    Some of the most interesting yet frustrating, for me, things are the “new” planets. Smaller bodies than Pluto have been added to the mix, and I find them useful!!! AAARG!

    I’ve decided that it is just a great coincidence that works for me in much the same way that religions like Tibetan Buddhism does for those who believe it. They are both very much psuedo sciences where people have systematized and explored subjective experiences of reality for thousands of years before the word science came about.

    Science very specifically does not explore subjective reality very well, but does excel at correlating some subjective experiences with observable repeatable, “objective” reality.

    Ultimately, I don’t care if there is an objectively real component to astrology, it brings me comfort despite my complete lack of any capacity to believe it.

    Ultimately, I consider there to be a border between science and subjective experience, and I consider both valid fields of human explorations.

    It remains hard for me to say in a meaningful way, but I believe there can be a shared science of religion, but that it can never be proven, because it is based on coincidence.

    To the degree that I am not an atheist, it is almost entirely due to something that I consider a coincidence pointing towards meaning. What the nature of, or degree of, actual existence, objectively, of such things is, I have become comfortable with “knowing” there are things we cannot fathom effectively with human minds, esp in terms of infinities, space, time, and purpose.

    When we have built a brain, and a picture, that can understand the arrow of time, and when we understand how the brain produces conscious observation and thought, then we can begin to discuss these things intelligently. Until then, I will settle, very occasionally, for miraculously inspiring Grand Coincidences and an attempt at unifying the most salient aspects of subjective and objective, of religious experience and scientific reasoning, of mutually exclusive words, like science and astrology, as best I can.
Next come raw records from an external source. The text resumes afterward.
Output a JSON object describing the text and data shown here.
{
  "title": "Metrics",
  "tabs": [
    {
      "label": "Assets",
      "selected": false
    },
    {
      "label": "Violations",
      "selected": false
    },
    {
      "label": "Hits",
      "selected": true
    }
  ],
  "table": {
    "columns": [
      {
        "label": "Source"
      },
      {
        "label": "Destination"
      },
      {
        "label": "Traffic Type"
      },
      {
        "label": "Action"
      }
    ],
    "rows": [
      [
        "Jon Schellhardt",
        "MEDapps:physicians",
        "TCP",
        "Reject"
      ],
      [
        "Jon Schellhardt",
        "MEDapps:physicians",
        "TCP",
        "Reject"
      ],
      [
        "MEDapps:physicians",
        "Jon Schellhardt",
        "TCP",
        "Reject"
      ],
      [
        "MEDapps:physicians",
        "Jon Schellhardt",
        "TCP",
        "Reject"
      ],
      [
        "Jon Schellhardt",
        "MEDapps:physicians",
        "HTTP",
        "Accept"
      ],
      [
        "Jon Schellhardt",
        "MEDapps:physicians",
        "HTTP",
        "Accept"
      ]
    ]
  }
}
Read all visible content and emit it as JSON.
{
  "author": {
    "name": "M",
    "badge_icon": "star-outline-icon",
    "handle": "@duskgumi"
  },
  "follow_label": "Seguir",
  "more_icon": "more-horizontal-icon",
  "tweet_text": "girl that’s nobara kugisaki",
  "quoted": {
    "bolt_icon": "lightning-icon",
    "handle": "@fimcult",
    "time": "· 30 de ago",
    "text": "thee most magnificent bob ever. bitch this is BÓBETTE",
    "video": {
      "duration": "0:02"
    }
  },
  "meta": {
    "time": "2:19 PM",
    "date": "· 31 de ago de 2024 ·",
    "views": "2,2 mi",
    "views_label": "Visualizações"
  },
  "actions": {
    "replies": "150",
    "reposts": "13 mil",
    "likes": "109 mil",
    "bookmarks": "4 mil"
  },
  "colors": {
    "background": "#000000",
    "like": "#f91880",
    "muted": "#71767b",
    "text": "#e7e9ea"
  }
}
    Belief, to me, is not important, behavior is what matters.
    Astrology is part of this conviction. It does not explain itself yet gives me effective insight into some people’s behaviors and feelings, mine often included.

    I am a strict materialist in every sense that I am spiritual.
    So, it is no small consolation to me that the planets and stars probably actually do exist, but also not much comfort to my need to understand.

    There is no doubt in my mind that modern physics MAY be interpreted to mean the universe we know is all one piece intimately interconnected to all other pieces; but there is also no doubt that such is only one subjective interpretation of the relatively objective yet impenetrable mathematics we have discovered.

    Regardless of the mechanism or means of such, when one feels one is in communication with Allness about things that matter to one, not much in the way of scientific, or objective, “proof” is going to be effective in convincing one otherwise.

    Until we have a better definition of a conscious mind, such arguments are largely moot, but we are making great incremental progress in just this regard.

  2. Dan Eumurian says:

    Monte, you sound like an interesting and intelligent guy. It was said of Austin Farrer, the Oxford philosophical theologian on whom I wrote my master’s thesis, that he was, to use sailing terminology, “tacking towards the truth.” That is, you might say, bouncing from one light pole to another, picking up bits of light along the way. I’ve written a song about the process, called “Coming Closer to the Wind.”

    Charles Strohmer was once a high-ranking astrologer. He has written the book _What Your Horoscope Doesn’t Tell You_. He identifies three levels of astrology, from the comics-page variety to a very serious, though misguided form. He believes, and I believe, that serious astrology taps into the spiritual world, but that Jesus, whom you reference above, offers a stronger and healthier spirituality.

    If you would care to look up a copy of Strohmer’s book and read it, I’d be interested in hearing your thoughts about it. I’d also be happy to send you the lyrics to my song if you like.

    Best wishes,
    Dan Eumurian